* [Entries provided]

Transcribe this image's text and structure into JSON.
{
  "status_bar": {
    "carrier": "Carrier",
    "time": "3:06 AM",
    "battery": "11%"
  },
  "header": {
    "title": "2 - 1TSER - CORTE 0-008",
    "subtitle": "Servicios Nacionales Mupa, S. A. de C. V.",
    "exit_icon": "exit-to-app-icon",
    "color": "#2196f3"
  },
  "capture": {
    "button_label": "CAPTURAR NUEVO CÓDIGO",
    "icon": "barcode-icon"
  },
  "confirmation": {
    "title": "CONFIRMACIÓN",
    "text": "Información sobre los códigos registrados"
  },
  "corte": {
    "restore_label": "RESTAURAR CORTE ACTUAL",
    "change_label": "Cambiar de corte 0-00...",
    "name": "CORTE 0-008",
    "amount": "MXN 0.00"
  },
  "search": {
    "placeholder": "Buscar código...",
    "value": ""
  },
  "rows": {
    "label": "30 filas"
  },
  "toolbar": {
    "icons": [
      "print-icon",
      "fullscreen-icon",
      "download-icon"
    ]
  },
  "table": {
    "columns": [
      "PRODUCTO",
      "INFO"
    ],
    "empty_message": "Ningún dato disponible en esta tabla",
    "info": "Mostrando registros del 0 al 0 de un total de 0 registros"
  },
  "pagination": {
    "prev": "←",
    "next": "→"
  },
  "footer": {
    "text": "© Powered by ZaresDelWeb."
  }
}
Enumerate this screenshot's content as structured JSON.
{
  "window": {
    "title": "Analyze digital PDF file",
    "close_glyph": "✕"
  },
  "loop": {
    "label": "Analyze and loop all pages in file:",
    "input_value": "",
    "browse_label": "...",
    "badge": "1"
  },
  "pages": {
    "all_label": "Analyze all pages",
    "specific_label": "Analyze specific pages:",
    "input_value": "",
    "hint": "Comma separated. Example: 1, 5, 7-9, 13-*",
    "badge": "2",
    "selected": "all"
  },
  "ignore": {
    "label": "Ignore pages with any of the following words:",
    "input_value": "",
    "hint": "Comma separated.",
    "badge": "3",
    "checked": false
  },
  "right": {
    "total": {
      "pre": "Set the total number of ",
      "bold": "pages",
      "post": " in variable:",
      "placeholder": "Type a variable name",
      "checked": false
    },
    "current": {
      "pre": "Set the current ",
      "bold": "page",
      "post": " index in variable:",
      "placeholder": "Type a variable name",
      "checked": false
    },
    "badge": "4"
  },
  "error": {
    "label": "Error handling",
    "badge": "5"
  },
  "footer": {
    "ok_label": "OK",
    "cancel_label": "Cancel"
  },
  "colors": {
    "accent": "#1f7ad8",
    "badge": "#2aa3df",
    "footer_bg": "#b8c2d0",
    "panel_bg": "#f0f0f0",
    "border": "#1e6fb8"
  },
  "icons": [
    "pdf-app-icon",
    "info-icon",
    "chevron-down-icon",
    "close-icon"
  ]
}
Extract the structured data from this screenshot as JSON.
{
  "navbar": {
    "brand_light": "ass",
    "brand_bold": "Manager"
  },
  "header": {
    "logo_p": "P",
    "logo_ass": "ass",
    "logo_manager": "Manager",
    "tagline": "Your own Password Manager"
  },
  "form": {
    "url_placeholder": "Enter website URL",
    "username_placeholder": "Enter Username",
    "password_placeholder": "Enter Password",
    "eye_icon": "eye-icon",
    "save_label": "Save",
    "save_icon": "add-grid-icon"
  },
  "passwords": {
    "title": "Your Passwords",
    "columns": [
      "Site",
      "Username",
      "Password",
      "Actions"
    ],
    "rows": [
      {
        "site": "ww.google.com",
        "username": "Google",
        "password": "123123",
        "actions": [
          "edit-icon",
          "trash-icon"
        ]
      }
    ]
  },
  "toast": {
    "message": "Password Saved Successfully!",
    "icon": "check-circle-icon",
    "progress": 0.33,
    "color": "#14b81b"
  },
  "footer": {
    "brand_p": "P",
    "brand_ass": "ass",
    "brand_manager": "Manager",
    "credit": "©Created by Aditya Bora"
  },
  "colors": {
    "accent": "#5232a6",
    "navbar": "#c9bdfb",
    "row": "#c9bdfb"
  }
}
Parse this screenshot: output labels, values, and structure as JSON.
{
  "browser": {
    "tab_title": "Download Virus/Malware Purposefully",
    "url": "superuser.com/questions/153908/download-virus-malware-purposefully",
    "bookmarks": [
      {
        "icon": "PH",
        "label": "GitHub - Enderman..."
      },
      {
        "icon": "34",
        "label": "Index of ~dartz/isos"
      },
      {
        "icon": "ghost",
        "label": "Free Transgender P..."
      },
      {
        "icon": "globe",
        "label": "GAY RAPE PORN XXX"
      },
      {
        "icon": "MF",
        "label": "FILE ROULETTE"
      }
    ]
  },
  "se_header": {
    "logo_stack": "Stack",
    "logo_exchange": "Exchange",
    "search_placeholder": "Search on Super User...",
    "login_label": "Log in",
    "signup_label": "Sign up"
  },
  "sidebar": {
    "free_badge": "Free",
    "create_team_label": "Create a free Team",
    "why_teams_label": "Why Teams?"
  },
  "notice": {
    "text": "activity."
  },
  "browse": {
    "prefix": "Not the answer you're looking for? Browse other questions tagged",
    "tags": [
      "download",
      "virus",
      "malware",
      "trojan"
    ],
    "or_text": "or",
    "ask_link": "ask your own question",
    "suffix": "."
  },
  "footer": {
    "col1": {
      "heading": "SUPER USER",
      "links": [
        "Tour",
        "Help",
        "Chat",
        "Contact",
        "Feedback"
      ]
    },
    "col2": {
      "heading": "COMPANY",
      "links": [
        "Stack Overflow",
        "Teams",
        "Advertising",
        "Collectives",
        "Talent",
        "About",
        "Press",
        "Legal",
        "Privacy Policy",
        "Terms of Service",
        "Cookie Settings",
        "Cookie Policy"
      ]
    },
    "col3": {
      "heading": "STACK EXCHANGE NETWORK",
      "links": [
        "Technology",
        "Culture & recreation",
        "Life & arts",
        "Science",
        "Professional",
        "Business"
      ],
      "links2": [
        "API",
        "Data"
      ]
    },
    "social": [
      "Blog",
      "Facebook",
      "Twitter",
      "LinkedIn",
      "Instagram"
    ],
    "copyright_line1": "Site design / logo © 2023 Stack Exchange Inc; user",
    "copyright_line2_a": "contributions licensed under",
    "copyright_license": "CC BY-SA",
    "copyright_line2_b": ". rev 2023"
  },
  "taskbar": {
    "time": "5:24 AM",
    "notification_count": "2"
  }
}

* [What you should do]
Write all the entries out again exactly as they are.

* [Answer]
Transcribe this image's text and structure into JSON.
{
  "status_bar": {
    "carrier": "Carrier",
    "time": "3:06 AM",
    "battery": "11%"
  },
  "header": {
    "title": "2 - 1TSER - CORTE 0-008",
    "subtitle": "Servicios Nacionales Mupa, S. A. de C. V.",
    "exit_icon": "exit-to-app-icon",
    "color": "#2196f3"
  },
  "capture": {
    "button_label": "CAPTURAR NUEVO CÓDIGO",
    "icon": "barcode-icon"
  },
  "confirmation": {
    "title": "CONFIRMACIÓN",
    "text": "Información sobre los códigos registrados"
  },
  "corte": {
    "restore_label": "RESTAURAR CORTE ACTUAL",
    "change_label": "Cambiar de corte 0-00...",
    "name": "CORTE 0-008",
    "amount": "MXN 0.00"
  },
  "search": {
    "placeholder": "Buscar código...",
    "value": ""
  },
  "rows": {
    "label": "30 filas"
  },
  "toolbar": {
    "icons": [
      "print-icon",
      "fullscreen-icon",
      "download-icon"
    ]
  },
  "table": {
    "columns": [
      "PRODUCTO",
      "INFO"
    ],
    "empty_message": "Ningún dato disponible en esta tabla",
    "info": "Mostrando registros del 0 al 0 de un total de 0 registros"
  },
  "pagination": {
    "prev": "←",
    "next": "→"
  },
  "footer": {
    "text": "© Powered by ZaresDelWeb."
  }
}
Enumerate this screenshot's content as structured JSON.
{
  "window": {
    "title": "Analyze digital PDF file",
    "close_glyph": "✕"
  },
  "loop": {
    "label": "Analyze and loop all pages in file:",
    "input_value": "",
    "browse_label": "...",
    "badge": "1"
  },
  "pages": {
    "all_label": "Analyze all pages",
    "specific_label": "Analyze specific pages:",
    "input_value": "",
    "hint": "Comma separated. Example: 1, 5, 7-9, 13-*",
    "badge": "2",
    "selected": "all"
  },
  "ignore": {
    "label": "Ignore pages with any of the following words:",
    "input_value": "",
    "hint": "Comma separated.",
    "badge": "3",
    "checked": false
  },
  "right": {
    "total": {
      "pre": "Set the total number of ",
      "bold": "pages",
      "post": " in variable:",
      "placeholder": "Type a variable name",
      "checked": false
    },
    "current": {
      "pre": "Set the current ",
      "bold": "page",
      "post": " index in variable:",
      "placeholder": "Type a variable name",
      "checked": false
    },
    "badge": "4"
  },
  "error": {
    "label": "Error handling",
    "badge": "5"
  },
  "footer": {
    "ok_label": "OK",
    "cancel_label": "Cancel"
  },
  "colors": {
    "accent": "#1f7ad8",
    "badge": "#2aa3df",
    "footer_bg": "#b8c2d0",
    "panel_bg": "#f0f0f0",
    "border": "#1e6fb8"
  },
  "icons": [
    "pdf-app-icon",
    "info-icon",
    "chevron-down-icon",
    "close-icon"
  ]
}
Extract the structured data from this screenshot as JSON.
{
  "navbar": {
    "brand_light": "ass",
    "brand_bold": "Manager"
  },
  "header": {
    "logo_p": "P",
    "logo_ass": "ass",
    "logo_manager": "Manager",
    "tagline": "Your own Password Manager"
  },
  "form": {
    "url_placeholder": "Enter website URL",
    "username_placeholder": "Enter Username",
    "password_placeholder": "Enter Password",
    "eye_icon": "eye-icon",
    "save_label": "Save",
    "save_icon": "add-grid-icon"
  },
  "passwords": {
    "title": "Your Passwords",
    "columns": [
      "Site",
      "Username",
      "Password",
      "Actions"
    ],
    "rows": [
      {
        "site": "ww.google.com",
        "username": "Google",
        "password": "123123",
        "actions": [
          "edit-icon",
          "trash-icon"
        ]
      }
    ]
  },
  "toast": {
    "message": "Password Saved Successfully!",
    "icon": "check-circle-icon",
    "progress": 0.33,
    "color": "#14b81b"
  },
  "footer": {
    "brand_p": "P",
    "brand_ass": "ass",
    "brand_manager": "Manager",
    "credit": "©Created by Aditya Bora"
  },
  "colors": {
    "accent": "#5232a6",
    "navbar": "#c9bdfb",
    "row": "#c9bdfb"
  }
}
Parse this screenshot: output labels, values, and structure as JSON.
{
  "browser": {
    "tab_title": "Download Virus/Malware Purposefully",
    "url": "superuser.com/questions/153908/download-virus-malware-purposefully",
    "bookmarks": [
      {
        "icon": "PH",
        "label": "GitHub - Enderman..."
      },
      {
        "icon": "34",
        "label": "Index of ~dartz/isos"
      },
      {
        "icon": "ghost",
        "label": "Free Transgender P..."
      },
      {
        "icon": "globe",
        "label": "GAY RAPE PORN XXX"
      },
      {
        "icon": "MF",
        "label": "FILE ROULETTE"
      }
    ]
  },
  "se_header": {
    "logo_stack": "Stack",
    "logo_exchange": "Exchange",
    "search_placeholder": "Search on Super User...",
    "login_label": "Log in",
    "signup_label": "Sign up"
  },
  "sidebar": {
    "free_badge": "Free",
    "create_team_label": "Create a free Team",
    "why_teams_label": "Why Teams?"
  },
  "notice": {
    "text": "activity."
  },
  "browse": {
    "prefix": "Not the answer you're looking for? Browse other questions tagged",
    "tags": [
      "download",
      "virus",
      "malware",
      "trojan"
    ],
    "or_text": "or",
    "ask_link": "ask your own question",
    "suffix": "."
  },
  "footer": {
    "col1": {
      "heading": "SUPER USER",
      "links": [
        "Tour",
        "Help",
        "Chat",
        "Contact",
        "Feedback"
      ]
    },
    "col2": {
      "heading": "COMPANY",
      "links": [
        "Stack Overflow",
        "Teams",
        "Advertising",
        "Collectives",
        "Talent",
        "About",
        "Press",
        "Legal",
        "Privacy Policy",
        "Terms of Service",
        "Cookie Settings",
        "Cookie Policy"
      ]
    },
    "col3": {
      "heading": "STACK EXCHANGE NETWORK",
      "links": [
        "Technology",
        "Culture & recreation",
        "Life & arts",
        "Science",
        "Professional",
        "Business"
      ],
      "links2": [
        "API",
        "Data"
      ]
    },
    "social": [
      "Blog",
      "Facebook",
      "Twitter",
      "LinkedIn",
      "Instagram"
    ],
    "copyright_line1": "Site design / logo © 2023 Stack Exchange Inc; user",
    "copyright_line2_a": "contributions licensed under",
    "copyright_license": "CC BY-SA",
    "copyright_line2_b": ". rev 2023"
  },
  "taskbar": {
    "time": "5:24 AM",
    "notification_count": "2"
  }
}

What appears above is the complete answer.